------ RAW DATA ------
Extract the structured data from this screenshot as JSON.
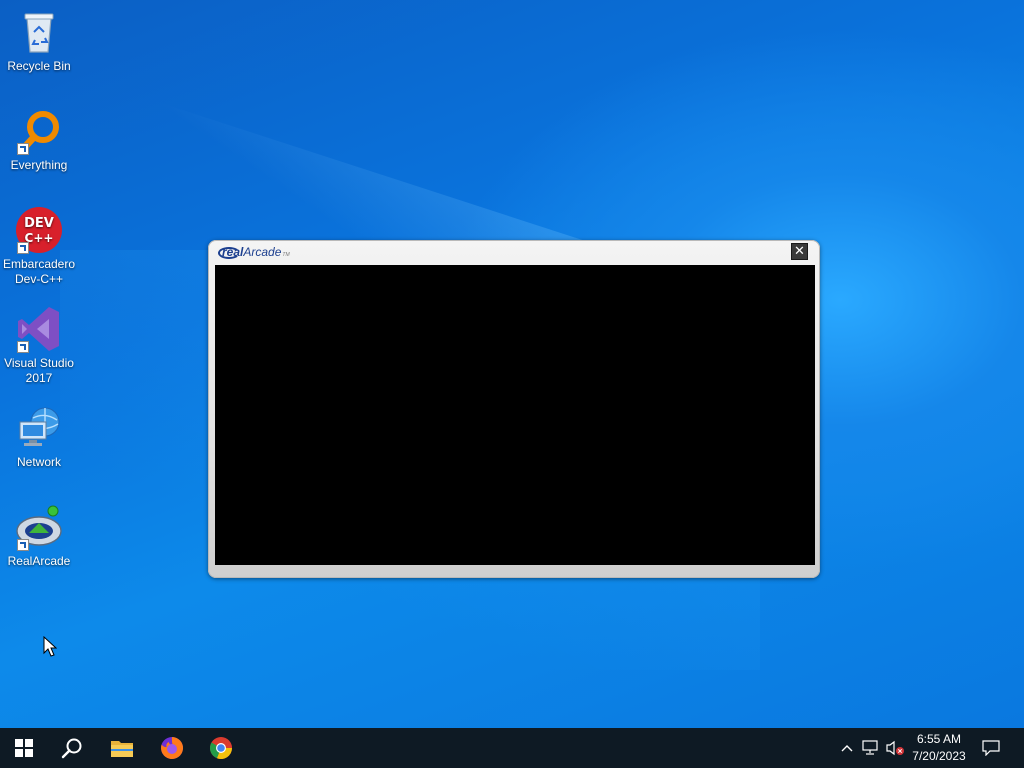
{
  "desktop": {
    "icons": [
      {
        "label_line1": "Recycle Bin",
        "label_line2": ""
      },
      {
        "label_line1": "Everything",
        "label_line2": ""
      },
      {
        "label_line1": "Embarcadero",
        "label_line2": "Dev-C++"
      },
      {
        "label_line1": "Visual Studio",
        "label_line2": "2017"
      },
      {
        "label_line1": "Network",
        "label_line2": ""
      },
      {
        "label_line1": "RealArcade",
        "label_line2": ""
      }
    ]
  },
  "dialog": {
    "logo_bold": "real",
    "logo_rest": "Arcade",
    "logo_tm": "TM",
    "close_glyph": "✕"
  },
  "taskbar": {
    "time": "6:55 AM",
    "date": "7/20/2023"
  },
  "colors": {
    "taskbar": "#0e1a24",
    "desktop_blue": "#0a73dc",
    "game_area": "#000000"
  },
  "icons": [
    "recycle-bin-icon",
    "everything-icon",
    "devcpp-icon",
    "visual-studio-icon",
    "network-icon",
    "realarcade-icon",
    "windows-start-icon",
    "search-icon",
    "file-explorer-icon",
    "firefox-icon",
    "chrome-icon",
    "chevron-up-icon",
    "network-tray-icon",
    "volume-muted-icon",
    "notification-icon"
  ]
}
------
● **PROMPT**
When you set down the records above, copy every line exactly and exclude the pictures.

● **TASK RESPONSE**
Extract the structured data from this screenshot as JSON.
{
  "desktop": {
    "icons": [
      {
        "label_line1": "Recycle Bin",
        "label_line2": ""
      },
      {
        "label_line1": "Everything",
        "label_line2": ""
      },
      {
        "label_line1": "Embarcadero",
        "label_line2": "Dev-C++"
      },
      {
        "label_line1": "Visual Studio",
        "label_line2": "2017"
      },
      {
        "label_line1": "Network",
        "label_line2": ""
      },
      {
        "label_line1": "RealArcade",
        "label_line2": ""
      }
    ]
  },
  "dialog": {
    "logo_bold": "real",
    "logo_rest": "Arcade",
    "logo_tm": "TM",
    "close_glyph": "✕"
  },
  "taskbar": {
    "time": "6:55 AM",
    "date": "7/20/2023"
  },
  "colors": {
    "taskbar": "#0e1a24",
    "desktop_blue": "#0a73dc",
    "game_area": "#000000"
  },
  "icons": [
    "recycle-bin-icon",
    "everything-icon",
    "devcpp-icon",
    "visual-studio-icon",
    "network-icon",
    "realarcade-icon",
    "windows-start-icon",
    "search-icon",
    "file-explorer-icon",
    "firefox-icon",
    "chrome-icon",
    "chevron-up-icon",
    "network-tray-icon",
    "volume-muted-icon",
    "notification-icon"
  ]
}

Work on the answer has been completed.